A 5,000-year-old Sumerian tablet from the city of Uruk, which recently come into the possession of the British Museum, reveals that some Mesopotamian workers were rewarded for their toil with beer.
5,000 years ago, Uruk wasn’t that different from any modern city. While there wasn’t any electricity or modern technology, inhabitants of the city – which is located in what would one day become modern Iraq – worked for a living, played games in their downtime and sent each other missives using cuneiform, the writing system pioneered by the Sumerians. Now, it has been revealed that ancient Sumerian workers were sometimes compensated for their time and energy in the form of beer, according to a cuneiform pay stub that has survived to this very day.

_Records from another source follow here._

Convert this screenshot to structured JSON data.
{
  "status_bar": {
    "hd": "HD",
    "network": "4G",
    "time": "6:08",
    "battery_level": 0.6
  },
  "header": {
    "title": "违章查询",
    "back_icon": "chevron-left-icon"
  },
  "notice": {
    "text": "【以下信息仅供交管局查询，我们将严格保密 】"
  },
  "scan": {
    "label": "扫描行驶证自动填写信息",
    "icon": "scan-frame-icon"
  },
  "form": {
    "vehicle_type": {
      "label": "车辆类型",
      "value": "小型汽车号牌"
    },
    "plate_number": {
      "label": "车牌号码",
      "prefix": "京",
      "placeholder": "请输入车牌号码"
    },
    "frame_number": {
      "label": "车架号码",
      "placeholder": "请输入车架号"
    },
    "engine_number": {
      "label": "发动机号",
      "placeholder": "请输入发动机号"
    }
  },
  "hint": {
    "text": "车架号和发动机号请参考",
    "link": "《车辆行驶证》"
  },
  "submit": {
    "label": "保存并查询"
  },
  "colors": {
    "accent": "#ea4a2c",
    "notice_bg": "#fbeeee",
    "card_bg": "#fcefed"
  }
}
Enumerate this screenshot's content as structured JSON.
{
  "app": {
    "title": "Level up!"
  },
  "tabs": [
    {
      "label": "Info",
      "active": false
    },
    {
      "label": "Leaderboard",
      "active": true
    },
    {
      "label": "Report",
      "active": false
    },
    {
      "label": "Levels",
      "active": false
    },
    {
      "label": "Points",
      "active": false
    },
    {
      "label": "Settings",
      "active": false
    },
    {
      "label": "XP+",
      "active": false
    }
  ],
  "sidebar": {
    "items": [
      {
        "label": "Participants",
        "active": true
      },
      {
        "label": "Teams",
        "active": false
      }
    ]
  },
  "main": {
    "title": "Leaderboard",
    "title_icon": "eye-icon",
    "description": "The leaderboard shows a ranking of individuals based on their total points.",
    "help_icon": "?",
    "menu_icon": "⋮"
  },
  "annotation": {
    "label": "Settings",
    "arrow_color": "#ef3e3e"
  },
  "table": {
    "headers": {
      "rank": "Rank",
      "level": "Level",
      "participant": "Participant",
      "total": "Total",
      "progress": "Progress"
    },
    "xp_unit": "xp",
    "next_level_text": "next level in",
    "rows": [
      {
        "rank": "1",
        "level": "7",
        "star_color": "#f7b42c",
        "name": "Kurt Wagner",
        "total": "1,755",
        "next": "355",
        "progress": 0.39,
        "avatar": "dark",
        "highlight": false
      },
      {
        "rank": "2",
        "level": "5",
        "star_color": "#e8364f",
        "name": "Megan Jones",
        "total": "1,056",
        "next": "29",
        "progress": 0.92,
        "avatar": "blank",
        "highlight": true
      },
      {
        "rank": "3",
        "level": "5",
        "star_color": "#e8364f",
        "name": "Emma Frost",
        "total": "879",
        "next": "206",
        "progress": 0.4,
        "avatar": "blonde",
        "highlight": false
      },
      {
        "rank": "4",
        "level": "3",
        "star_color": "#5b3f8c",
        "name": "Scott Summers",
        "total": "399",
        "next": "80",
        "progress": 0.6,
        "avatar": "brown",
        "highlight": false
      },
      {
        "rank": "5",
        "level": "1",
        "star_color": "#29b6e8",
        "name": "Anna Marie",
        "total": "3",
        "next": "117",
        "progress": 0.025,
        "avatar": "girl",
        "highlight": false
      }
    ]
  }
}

According to an article appearing in New Scientist, the tablet bears specific symbols including a stylized human head eating from a bowl (which meant “ration” to the Sumerians) and a conical vessel for containing an alcoholic beverage (the cuneiform for “beer”). Around the tablet appear markings that record how much beer a specific worker was entitled to, the article explains.
Mesopotamians weren’t the only ones to use alcohol as a currency. In fact, ancient Egyptians were often paid anywhere from 4 to 5 liters of beer a day for working on the pyramids. The custom persisted until much later in history, records exist from as late as the fourteenth century, such as the 252 gallons of wine a year which was part of Geoffrey Chaucer’s salary as decreed by King Richard II. This system differs from even more ancient evidence indicating that many prehistoric settlements were more egalitarian – instead of getting paid for work, everyone within the community would share the work and then reap the rewards collectively.
While this has changed, and while it seems a no-brainer to award workers with alcoholic beverages to keep them in line, there’s more at play here than just keeping workers happily drunk. Ancient beer doubled as a food item, as it was loaded with starches that made it an excellent choice for nutrition. Meanwhile, popular thought from the Middle Ages included the belief that consuming wine regularly was excellent for your health. Some historians believe that wine might have been the healthier choice during times that Europe was gripped by plague, as water supplies could easily become tainted; wine sealed in casks and bottles, by comparison, would have been relatively safe to drink.
The tradition isn’t without its modern adherents as well. The city of Amsterdam began a controversial new initiative in 2013, aimed at helping alcoholics and encouraging them to become functioning members of society once more, that involves reimbursing them in beer for picking up trash. Less strange is the common practice of many Silicon Valley companies providing free drinks to their staff on Friday afternoons.
However, with this newly-translated pay stub, one that stretches back literally thousands of years, it’s clear that the modern practice of compensating workers with a few alcoholic beverages now and again is hardly a new or controversial idea but instead one that’s been present throughout recorded history.
Image courtesy of Wikimedia Commons user: BabelStone